There are few players in the NHL that have been more impressive and noticeable through the first week of the Stanley Cup Playoffs than Colorado Avalanche forward Nathan MacKinnon.
He looks like he is shot out of a cannon on every shift and is one of the biggest reasons his team has a 3-1 lead on the Calgary Flames and is on the verge of knocking off the top-seeded team in the Western Conference.
MacKinnon may not have the highest point total in the playoffs, but his impact has been massive.
The Avalanche have looked like the better team through the first four games, and one of the biggest reasons for that has been their team speed.
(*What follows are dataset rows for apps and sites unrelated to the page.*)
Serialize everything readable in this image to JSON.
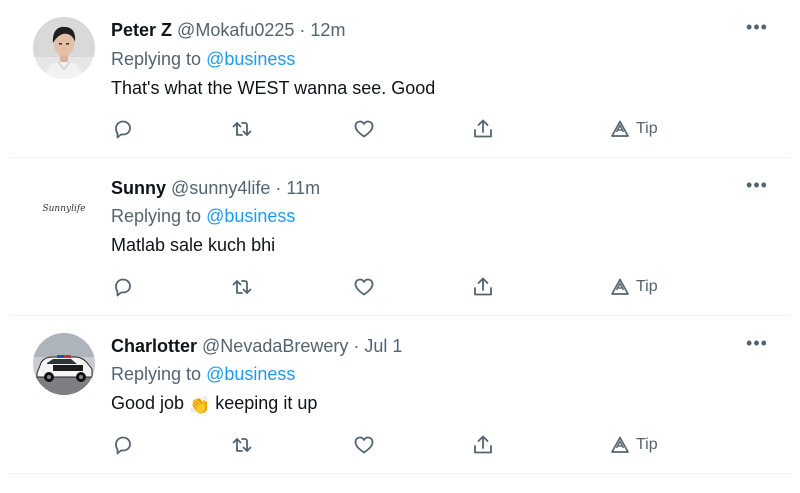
{
  "tweets": [
    {
      "display_name": "Peter Z",
      "handle": "@Mokafu0225",
      "separator": "·",
      "time": "12m",
      "replying_prefix": "Replying to",
      "replying_handle": "@business",
      "text": "That's what the WEST wanna see. Good",
      "avatar": "profile-photo-man",
      "more_icon": "more-dots-icon",
      "actions": {
        "tip_label": "Tip"
      }
    },
    {
      "display_name": "Sunny",
      "handle": "@sunny4life",
      "separator": "·",
      "time": "11m",
      "replying_prefix": "Replying to",
      "replying_handle": "@business",
      "text": "Matlab sale kuch bhi",
      "avatar": "script-logo-avatar",
      "avatar_logo_text": "Sunnylife",
      "more_icon": "more-dots-icon",
      "actions": {
        "tip_label": "Tip"
      }
    },
    {
      "display_name": "Charlotter",
      "handle": "@NevadaBrewery",
      "separator": "·",
      "time": "Jul 1",
      "replying_prefix": "Replying to",
      "replying_handle": "@business",
      "text_before_emoji": "Good job",
      "emoji": "👏",
      "text_after_emoji": "keeping it up",
      "avatar": "police-car-photo",
      "more_icon": "more-dots-icon",
      "actions": {
        "tip_label": "Tip"
      }
    }
  ],
  "icons": [
    "reply-icon",
    "retweet-icon",
    "like-icon",
    "share-icon",
    "tip-icon"
  ],
  "colors": {
    "link": "#1d9bf0",
    "secondary_text": "#536471",
    "primary_text": "#0f1419",
    "divider": "#eff3f4"
  }
}
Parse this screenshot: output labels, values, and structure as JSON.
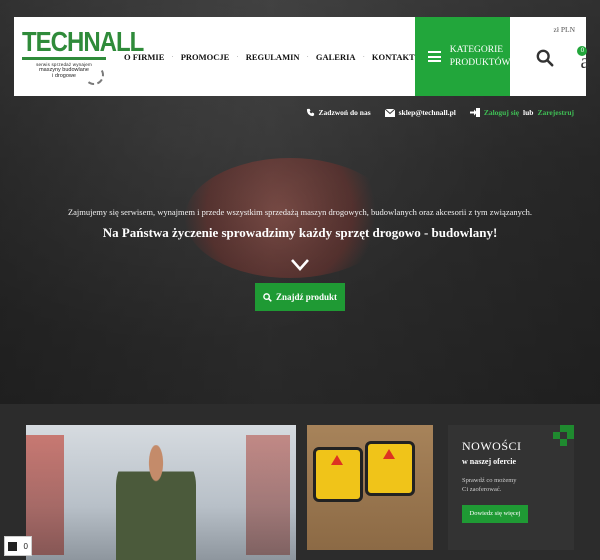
{
  "logo": {
    "word": "TECHNALL",
    "tagline_small": "serwis  sprzedaż  wynajem",
    "tagline_1": "maszyny budowlane",
    "tagline_2": "i drogowe"
  },
  "nav": {
    "items": [
      {
        "label": "O FIRMIE"
      },
      {
        "label": "PROMOCJE"
      },
      {
        "label": "REGULAMIN"
      },
      {
        "label": "GALERIA"
      },
      {
        "label": "KONTAKT"
      }
    ],
    "separator": "·"
  },
  "categories_button": {
    "line1": "KATEGORIE",
    "line2": "PRODUKTÓW"
  },
  "header_tools": {
    "currency": "zł PLN",
    "cart_count": "0",
    "cart_glyph": "a",
    "icons": [
      "search-icon",
      "cart-icon",
      "chevron-down-icon"
    ]
  },
  "contact_bar": {
    "phone": "Zadzwoń do nas",
    "email": "sklep@technall.pl",
    "login": "Zaloguj się",
    "or": "lub",
    "register": "Zarejestruj"
  },
  "hero": {
    "subtitle": "Zajmujemy się serwisem, wynajmem i przede wszystkim sprzedażą maszyn drogowych, budowlanych oraz akcesorii z tym związanych.",
    "title": "Na Państwa życzenie sprowadzimy każdy sprzęt drogowo - budowlany!",
    "button": "Znajdź produkt"
  },
  "news_card": {
    "title": "NOWOŚCI",
    "subtitle": "w naszej ofercie",
    "text_1": "Sprawdź co możemy",
    "text_2": "Ci zaoferować.",
    "button": "Dowiedz się więcej"
  },
  "floating_cart": {
    "count": "0"
  },
  "colors": {
    "brand_green": "#22a63b",
    "logo_green": "#2f8b3a",
    "dark_bg": "#2c2c2c"
  }
}
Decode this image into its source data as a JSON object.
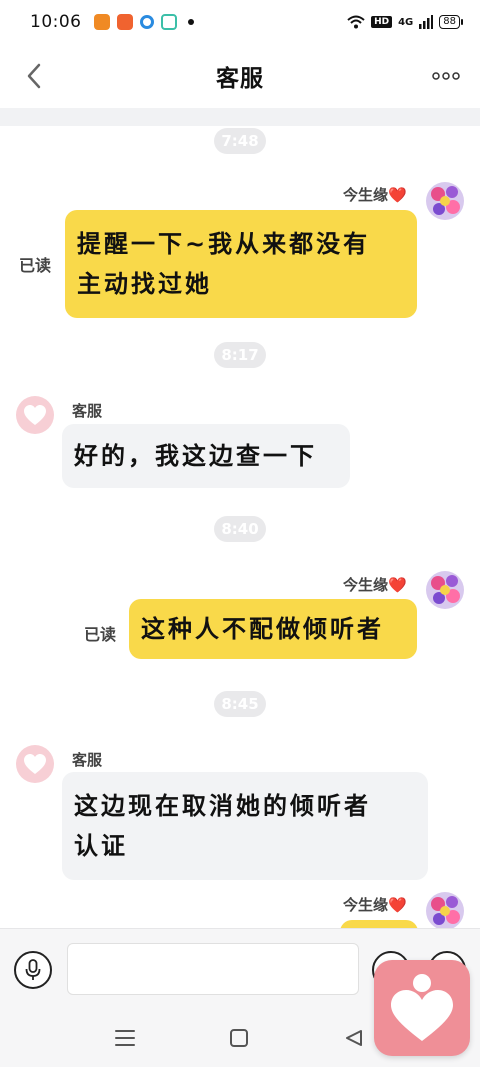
{
  "status_bar": {
    "time": "10:06",
    "hd": "HD",
    "network": "4G",
    "battery": "88"
  },
  "header": {
    "title": "客服"
  },
  "messages": [
    {
      "time": "7:48"
    },
    {
      "sender": "今生缘❤️",
      "text_lines": [
        "提醒一下~我从来都没有",
        "主动找过她"
      ],
      "read": "已读"
    },
    {
      "time": "8:17"
    },
    {
      "sender": "客服",
      "text": "好的，我这边查一下"
    },
    {
      "time": "8:40"
    },
    {
      "sender": "今生缘❤️",
      "text": "这种人不配做倾听者",
      "read": "已读"
    },
    {
      "time": "8:45"
    },
    {
      "sender": "客服",
      "text_lines": [
        "这边现在取消她的倾听者",
        "认证"
      ]
    },
    {
      "sender": "今生缘❤️"
    }
  ],
  "input": {
    "placeholder": ""
  },
  "colors": {
    "outgoing_bubble": "#f9d94a",
    "incoming_bubble": "#f2f3f5",
    "float_app": "#ef8f97"
  },
  "icons": {
    "back": "chevron-left-icon",
    "more": "more-dots-icon",
    "mic": "microphone-icon",
    "emoji": "emoji-icon",
    "plus": "plus-icon",
    "nav_menu": "menu-icon",
    "nav_home": "home-square-icon",
    "nav_back": "triangle-back-icon",
    "float_app": "heart-app-icon"
  }
}
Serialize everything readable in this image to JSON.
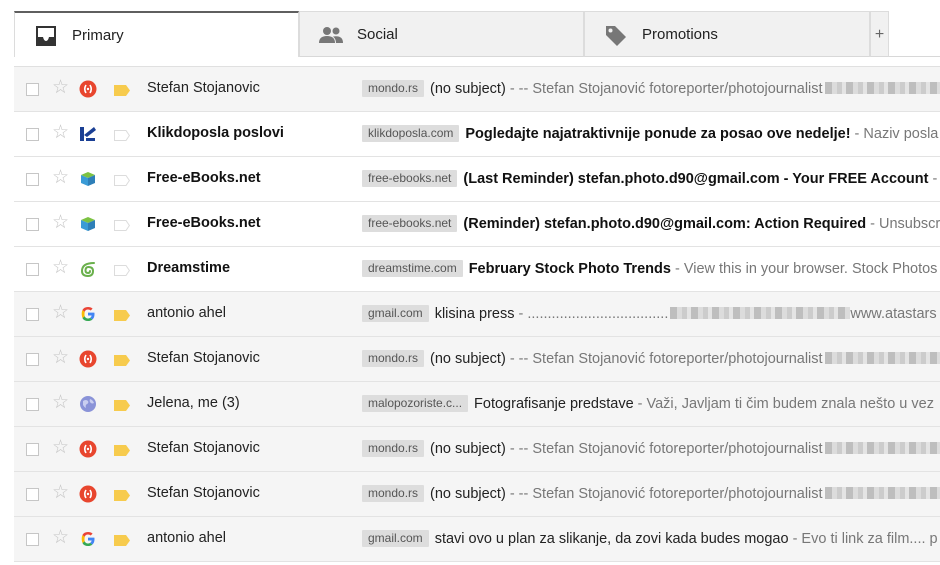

They just look faster in every game, and at no time is that more evident than when MacKinnon and his line is on the ice.
There is no answer for him or anything he is doing, and you don’t have to dig too deep into the numbers to see it.
Following Wednesday’s come-from-behind 3-2 overtime win, MacKinnon is leading the league in total shot attempts (44), shots on goals (24), and scoring chances (25) and has been a driving force behind the Avalanche offense, just as he has been over the past two regular seasons where he has emerged as one of the truly elite players in the league.
He has been as dominant as it can possibly get at this level.
He is also one of the biggest current steals in the NHL when it comes to his total value under the salary cap, and from a team perspective has become the most valuable asset on any team in the NHL.
You won’t find anyone arguing that he is the best player in the league, but he is certainly on the very short list of players that stand out head and shoulders above the rest of the pack. Definitely top-10 at this point, maybe even starting to push the top-five. Just consider that since the start of the 2017-18 season only two players in the league (Nikita Kucherov and Connor McDavid) have recorded more points than MacKinnon, while only three have scored more goals.
He scored 41 goals and 99 total points in 82 games this season, and was at 39 goals and 97 points in only 74 games a year ago (that would have been a 43-goal, 107-point pace over 82 games).
That sort of offensive brilliance is incredibly rare, and MacKinnon is showing no signs of slowing down.
There are two things that make this such a steal for the Avalanche.
The first is that MacKinnon is still only 23 years old, meaning that he still might have his best and most productive days in the NHL sitting in front of him as most scorers hit their peak levels of production between the ages of 22 and 26.
The second is that the Avalanche have him under contract at only $6.3 million per season for four more full seasons after this one.
That means he is under contract for all of his peak years at an astonishingly low rate for the team.
The Avalanche are going to be getting a bonafide superstar, throughout probably all of his prime years in the NHL, for a price that is probably equivalent to a really good, but not great, first-or second-line player. That is a totally bonkers contract, and it gives the Avalanche an enormous advantage when it comes to building their team around him.
Add in the fact that Gabriel Landeskog makes even less over the next two years, and the Avalanche have only $11 million committed to a pair of top-line stars.
That is one of the biggest reasons you have to be extraordinarily excited about the future of this team, no matter what happens in this series or the remainder of the playoffs.
MacKinnon, Landeskog, and Mikko Rantanen is as good of a trio as there is anywhere else in the league, and they are probably the biggest reason the Avalanche have made the playoffs the past two years.
Now they are on the verge of getting even more around them.
They have a top-four pick in Cale Makar that has made his arrival in the league and, in just two playoff games, already looks like he belongs. They have a pipeline of young players filled with the potential (some in the NHL already; some on their way) and another top-four pick coming this spring thanks to completion of the Matt Duchene trade. Because MacKinnon, Landeskog, and Rantanen are so young (and so cheap) they should all still be a part of the team that pipeline starts to make its biggest impact.
And because their two best players are tied to contracts that are probably for about half of what their market value should be, they have a ton of flexibility to not only keep their other young players (Rantanen, specifically) but also add around them. It is a huge advantage.
(Data via Natural Stat Trick)